Requesting a new banner site
- How to request a new banner site
- What are the costs of applying for a new site?
- What criteria will the site be assessed against?
To request for a new banner site to be approved, please fill in our online application form and pay the fee.
After receiving an application, a highways engineer will carry out a suitability assessment, where all aspects of the site will be assessed for safety issues. The criteria for the assessment can be found further down this page. Please read the criteria before applying.
If the site is approved, it will be made available on our website for new applications to be submitted against.
There is a non-refundable cost of £110 for requesting a new banner site.

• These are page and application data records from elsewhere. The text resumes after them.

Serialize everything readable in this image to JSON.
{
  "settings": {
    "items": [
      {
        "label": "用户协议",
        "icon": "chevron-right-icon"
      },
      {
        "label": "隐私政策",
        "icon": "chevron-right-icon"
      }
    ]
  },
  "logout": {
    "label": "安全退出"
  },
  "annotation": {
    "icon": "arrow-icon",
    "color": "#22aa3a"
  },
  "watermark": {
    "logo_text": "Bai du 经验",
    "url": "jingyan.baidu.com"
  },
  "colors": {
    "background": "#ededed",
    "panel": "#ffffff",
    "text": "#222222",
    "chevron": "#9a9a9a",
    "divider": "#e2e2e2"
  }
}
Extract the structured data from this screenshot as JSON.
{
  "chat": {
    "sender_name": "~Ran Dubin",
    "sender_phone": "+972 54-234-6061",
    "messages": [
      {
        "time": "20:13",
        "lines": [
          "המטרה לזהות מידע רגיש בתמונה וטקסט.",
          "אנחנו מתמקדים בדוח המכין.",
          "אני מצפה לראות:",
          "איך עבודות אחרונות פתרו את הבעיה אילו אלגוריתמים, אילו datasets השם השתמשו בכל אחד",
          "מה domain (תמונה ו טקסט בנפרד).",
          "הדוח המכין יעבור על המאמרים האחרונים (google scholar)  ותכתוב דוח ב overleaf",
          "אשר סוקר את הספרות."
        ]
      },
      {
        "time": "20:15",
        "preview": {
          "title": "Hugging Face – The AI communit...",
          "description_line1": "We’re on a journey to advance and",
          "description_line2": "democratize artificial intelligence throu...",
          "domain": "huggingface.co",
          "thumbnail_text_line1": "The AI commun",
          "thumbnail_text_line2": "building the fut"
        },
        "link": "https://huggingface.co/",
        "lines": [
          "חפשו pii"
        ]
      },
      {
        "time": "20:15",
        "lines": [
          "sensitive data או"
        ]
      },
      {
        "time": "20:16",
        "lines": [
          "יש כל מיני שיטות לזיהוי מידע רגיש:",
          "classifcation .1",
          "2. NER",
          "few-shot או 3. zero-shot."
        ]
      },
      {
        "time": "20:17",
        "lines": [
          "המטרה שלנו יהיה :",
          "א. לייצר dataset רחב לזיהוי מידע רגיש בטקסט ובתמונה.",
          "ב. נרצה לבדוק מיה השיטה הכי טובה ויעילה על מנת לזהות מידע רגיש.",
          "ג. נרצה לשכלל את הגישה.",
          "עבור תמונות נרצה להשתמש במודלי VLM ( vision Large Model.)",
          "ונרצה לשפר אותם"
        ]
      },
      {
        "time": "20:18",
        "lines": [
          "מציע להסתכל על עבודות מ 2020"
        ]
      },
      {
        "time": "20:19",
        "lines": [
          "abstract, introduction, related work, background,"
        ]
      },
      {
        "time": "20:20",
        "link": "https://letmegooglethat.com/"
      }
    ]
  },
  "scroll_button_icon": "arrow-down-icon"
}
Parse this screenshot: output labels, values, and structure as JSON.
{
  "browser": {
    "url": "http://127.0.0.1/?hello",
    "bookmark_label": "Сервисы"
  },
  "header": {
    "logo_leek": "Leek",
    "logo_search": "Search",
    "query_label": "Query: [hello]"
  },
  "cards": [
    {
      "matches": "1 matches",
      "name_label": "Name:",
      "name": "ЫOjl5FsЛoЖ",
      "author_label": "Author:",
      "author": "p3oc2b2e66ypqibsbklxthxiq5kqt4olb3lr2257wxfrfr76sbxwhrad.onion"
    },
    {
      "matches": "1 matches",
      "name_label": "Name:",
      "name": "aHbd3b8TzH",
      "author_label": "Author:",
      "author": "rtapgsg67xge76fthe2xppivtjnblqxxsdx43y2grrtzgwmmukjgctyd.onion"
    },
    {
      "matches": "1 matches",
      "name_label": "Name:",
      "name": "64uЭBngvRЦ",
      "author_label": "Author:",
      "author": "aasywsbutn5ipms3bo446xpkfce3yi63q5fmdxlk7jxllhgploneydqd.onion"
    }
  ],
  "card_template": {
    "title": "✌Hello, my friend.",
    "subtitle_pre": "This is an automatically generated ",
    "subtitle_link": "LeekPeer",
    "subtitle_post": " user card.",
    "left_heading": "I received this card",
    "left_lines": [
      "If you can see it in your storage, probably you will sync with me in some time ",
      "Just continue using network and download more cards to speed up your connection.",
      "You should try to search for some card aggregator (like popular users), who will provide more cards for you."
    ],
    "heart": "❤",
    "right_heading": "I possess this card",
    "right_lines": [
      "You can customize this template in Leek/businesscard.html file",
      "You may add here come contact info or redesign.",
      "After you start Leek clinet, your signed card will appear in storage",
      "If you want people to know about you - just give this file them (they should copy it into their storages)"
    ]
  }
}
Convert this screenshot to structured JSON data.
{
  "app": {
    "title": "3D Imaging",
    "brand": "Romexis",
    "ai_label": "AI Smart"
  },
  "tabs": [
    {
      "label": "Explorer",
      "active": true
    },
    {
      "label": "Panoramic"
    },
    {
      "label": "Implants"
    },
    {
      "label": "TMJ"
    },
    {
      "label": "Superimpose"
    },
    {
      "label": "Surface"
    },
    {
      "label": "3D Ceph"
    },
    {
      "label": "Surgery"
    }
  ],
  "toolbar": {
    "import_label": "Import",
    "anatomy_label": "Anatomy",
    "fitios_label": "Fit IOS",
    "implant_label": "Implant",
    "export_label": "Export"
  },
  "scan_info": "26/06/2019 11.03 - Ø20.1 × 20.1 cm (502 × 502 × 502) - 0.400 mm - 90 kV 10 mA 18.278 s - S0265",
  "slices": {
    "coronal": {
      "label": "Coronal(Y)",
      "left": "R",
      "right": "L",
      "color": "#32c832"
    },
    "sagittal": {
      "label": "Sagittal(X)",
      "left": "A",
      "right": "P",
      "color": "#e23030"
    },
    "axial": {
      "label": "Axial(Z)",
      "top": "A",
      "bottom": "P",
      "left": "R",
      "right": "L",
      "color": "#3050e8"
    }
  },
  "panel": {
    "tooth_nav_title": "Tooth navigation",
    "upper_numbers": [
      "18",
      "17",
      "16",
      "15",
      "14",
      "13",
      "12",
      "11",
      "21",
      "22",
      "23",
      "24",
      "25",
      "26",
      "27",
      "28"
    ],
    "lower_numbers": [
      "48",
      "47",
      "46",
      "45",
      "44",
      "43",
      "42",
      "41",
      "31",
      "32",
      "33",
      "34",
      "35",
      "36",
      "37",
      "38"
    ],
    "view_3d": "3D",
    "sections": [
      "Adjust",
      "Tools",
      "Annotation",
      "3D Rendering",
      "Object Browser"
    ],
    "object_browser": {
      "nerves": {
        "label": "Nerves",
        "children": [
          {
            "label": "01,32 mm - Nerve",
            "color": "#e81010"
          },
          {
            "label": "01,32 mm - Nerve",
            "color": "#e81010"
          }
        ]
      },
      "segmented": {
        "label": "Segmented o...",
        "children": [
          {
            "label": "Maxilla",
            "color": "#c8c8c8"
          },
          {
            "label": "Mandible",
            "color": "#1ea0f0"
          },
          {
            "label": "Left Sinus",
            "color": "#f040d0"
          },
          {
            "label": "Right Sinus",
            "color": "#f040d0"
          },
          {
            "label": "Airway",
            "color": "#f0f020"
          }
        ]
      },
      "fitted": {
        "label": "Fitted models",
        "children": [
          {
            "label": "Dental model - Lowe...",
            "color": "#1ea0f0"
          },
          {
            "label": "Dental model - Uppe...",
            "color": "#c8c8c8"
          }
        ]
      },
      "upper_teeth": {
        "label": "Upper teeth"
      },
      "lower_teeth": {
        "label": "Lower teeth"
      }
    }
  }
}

This covers our administration and a site assessment by a highways engineer.
- Banners cannot be displayed on guard rails that corner a junction
- Banners cannot be displayed on roundabouts
- Overhead banners cannot be accepted on roads with a speed limit greater than 30mph
- The site asset (e.g. the guard rail) must be physically fit for purpose
- A length of 4 panels or 8m must be left clear either side of a pedestrian crossing for visibility.
- Where a guardrail has a top visibility section, banners must be attached below it. This can be seen in the example image found below.
- Overhead sites must leave the required headroom for both traffic and pedestrians:
- Designated High Load Routes – 7.5m
- Other carriageway and shared surfaces where vehicles have access – 5.7m
- Bridleways and horse margins – 3.5m
- Footways, footpaths and areas restricted to pedestrians – 2.5m
Number of existing sites
A maximum of four banners sites are allowed in a single area (i.e. Caterham, Leatherhead, Epsom).
You can check how many banner sites there are in each area by looking at our approved banner sites pages.
The highways engineer will check that there is no safety risk to pedestrian and road users from obscured vision.
Each site will be assessed on its own merits, taking into account the surrounding environment. The engineer's assessment will be final. If approved, the engineer may also wish to impose site restrictions which future applicants must comply with.